Directions –
Omit all pictures, then print the entries exactly.

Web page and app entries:

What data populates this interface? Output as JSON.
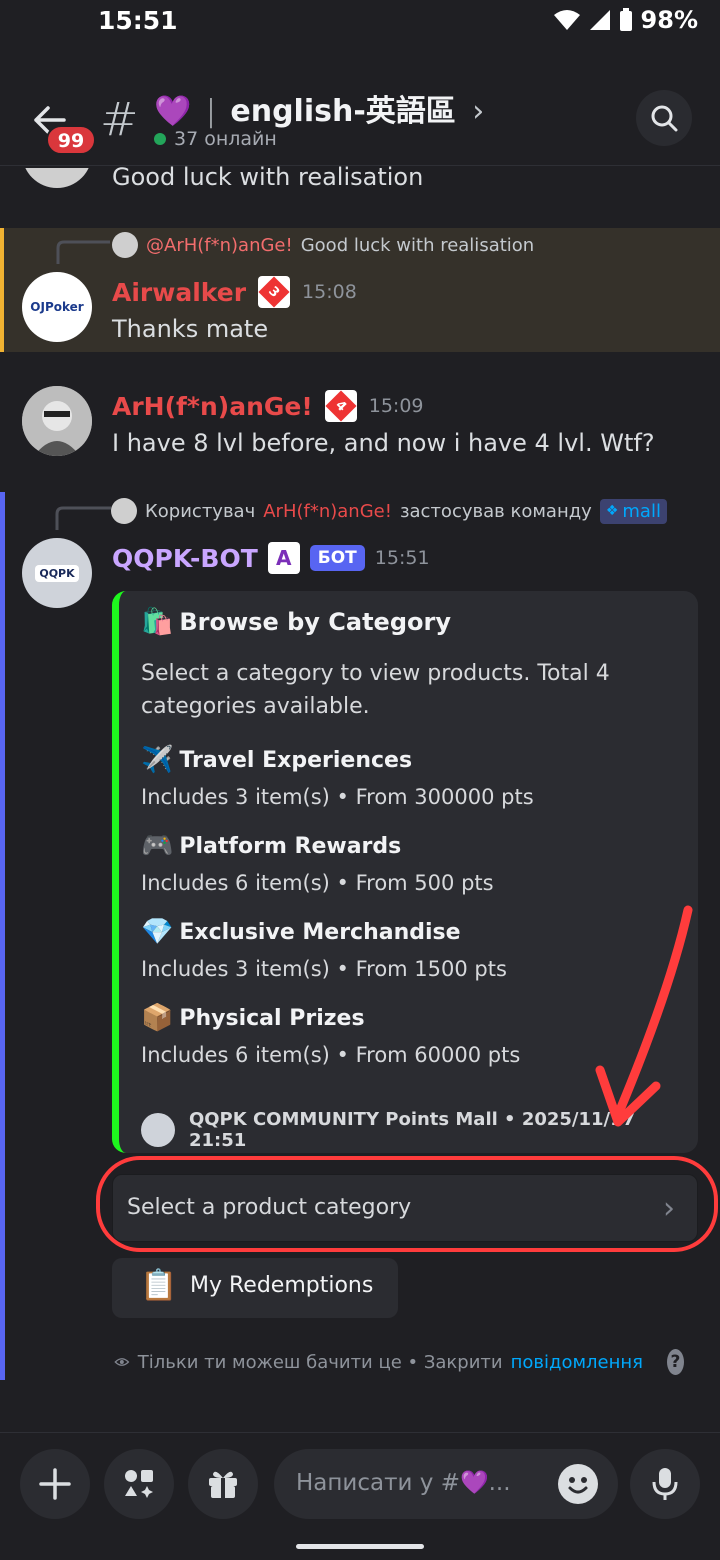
{
  "status": {
    "time": "15:51",
    "battery": "98%"
  },
  "header": {
    "unread_count": "99",
    "channel_emoji": "💜",
    "channel_name": "english-英語區",
    "online": "37 онлайн"
  },
  "messages": {
    "prev": {
      "text": "Good luck with realisation"
    },
    "reply": {
      "reply_author": "@ArH(f*n)anGe!",
      "reply_text": "Good luck with realisation",
      "author": "Airwalker",
      "avatar_text": "OJPoker",
      "badge_rank": "3",
      "time": "15:08",
      "text": "Thanks mate"
    },
    "arh": {
      "author": "ArH(f*n)anGe!",
      "badge_rank": "4",
      "time": "15:09",
      "text": "I have 8 lvl before, and now i have 4 lvl. Wtf?"
    },
    "bot": {
      "cmd_prefix": "Користувач",
      "cmd_user": "ArH(f*n)anGe!",
      "cmd_action": "застосував команду",
      "cmd_name": "mall",
      "author": "QQPK-BOT",
      "badge_rank": "A",
      "bot_tag": "БОТ",
      "time": "15:51",
      "avatar_text": "QQPK",
      "embed": {
        "title": "Browse by Category",
        "description": "Select a category to view products. Total 4 categories available.",
        "categories": [
          {
            "emoji": "✈️",
            "title": "Travel Experiences",
            "desc": "Includes 3 item(s) • From 300000 pts"
          },
          {
            "emoji": "🎮",
            "title": "Platform Rewards",
            "desc": "Includes 6 item(s) • From 500 pts"
          },
          {
            "emoji": "💎",
            "title": "Exclusive Merchandise",
            "desc": "Includes 3 item(s) • From 1500 pts"
          },
          {
            "emoji": "📦",
            "title": "Physical Prizes",
            "desc": "Includes 6 item(s) • From 60000 pts"
          }
        ],
        "footer": "QQPK COMMUNITY Points Mall • 2025/11/17 21:51",
        "accent": "#1ef61e"
      },
      "select_placeholder": "Select a product category",
      "button_emoji": "📋",
      "button_label": "My Redemptions",
      "ephemeral_text": "Тільки ти можеш бачити це • Закрити",
      "ephemeral_link": "повідомлення"
    }
  },
  "composer": {
    "placeholder": "Написати у #💜..."
  },
  "colors": {
    "highlight": "#ff3c3c",
    "blurple": "#5865f2",
    "mention_bar": "#f0b232"
  }
}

Response to this task –
What data populates this interface? Output as JSON.
{
  "status": {
    "time": "15:51",
    "battery": "98%"
  },
  "header": {
    "unread_count": "99",
    "channel_emoji": "💜",
    "channel_name": "english-英語區",
    "online": "37 онлайн"
  },
  "messages": {
    "prev": {
      "text": "Good luck with realisation"
    },
    "reply": {
      "reply_author": "@ArH(f*n)anGe!",
      "reply_text": "Good luck with realisation",
      "author": "Airwalker",
      "avatar_text": "OJPoker",
      "badge_rank": "3",
      "time": "15:08",
      "text": "Thanks mate"
    },
    "arh": {
      "author": "ArH(f*n)anGe!",
      "badge_rank": "4",
      "time": "15:09",
      "text": "I have 8 lvl before, and now i have 4 lvl. Wtf?"
    },
    "bot": {
      "cmd_prefix": "Користувач",
      "cmd_user": "ArH(f*n)anGe!",
      "cmd_action": "застосував команду",
      "cmd_name": "mall",
      "author": "QQPK-BOT",
      "badge_rank": "A",
      "bot_tag": "БОТ",
      "time": "15:51",
      "avatar_text": "QQPK",
      "embed": {
        "title": "Browse by Category",
        "description": "Select a category to view products. Total 4 categories available.",
        "categories": [
          {
            "emoji": "✈️",
            "title": "Travel Experiences",
            "desc": "Includes 3 item(s) • From 300000 pts"
          },
          {
            "emoji": "🎮",
            "title": "Platform Rewards",
            "desc": "Includes 6 item(s) • From 500 pts"
          },
          {
            "emoji": "💎",
            "title": "Exclusive Merchandise",
            "desc": "Includes 3 item(s) • From 1500 pts"
          },
          {
            "emoji": "📦",
            "title": "Physical Prizes",
            "desc": "Includes 6 item(s) • From 60000 pts"
          }
        ],
        "footer": "QQPK COMMUNITY Points Mall • 2025/11/17 21:51",
        "accent": "#1ef61e"
      },
      "select_placeholder": "Select a product category",
      "button_emoji": "📋",
      "button_label": "My Redemptions",
      "ephemeral_text": "Тільки ти можеш бачити це • Закрити",
      "ephemeral_link": "повідомлення"
    }
  },
  "composer": {
    "placeholder": "Написати у #💜..."
  },
  "colors": {
    "highlight": "#ff3c3c",
    "blurple": "#5865f2",
    "mention_bar": "#f0b232"
  }
}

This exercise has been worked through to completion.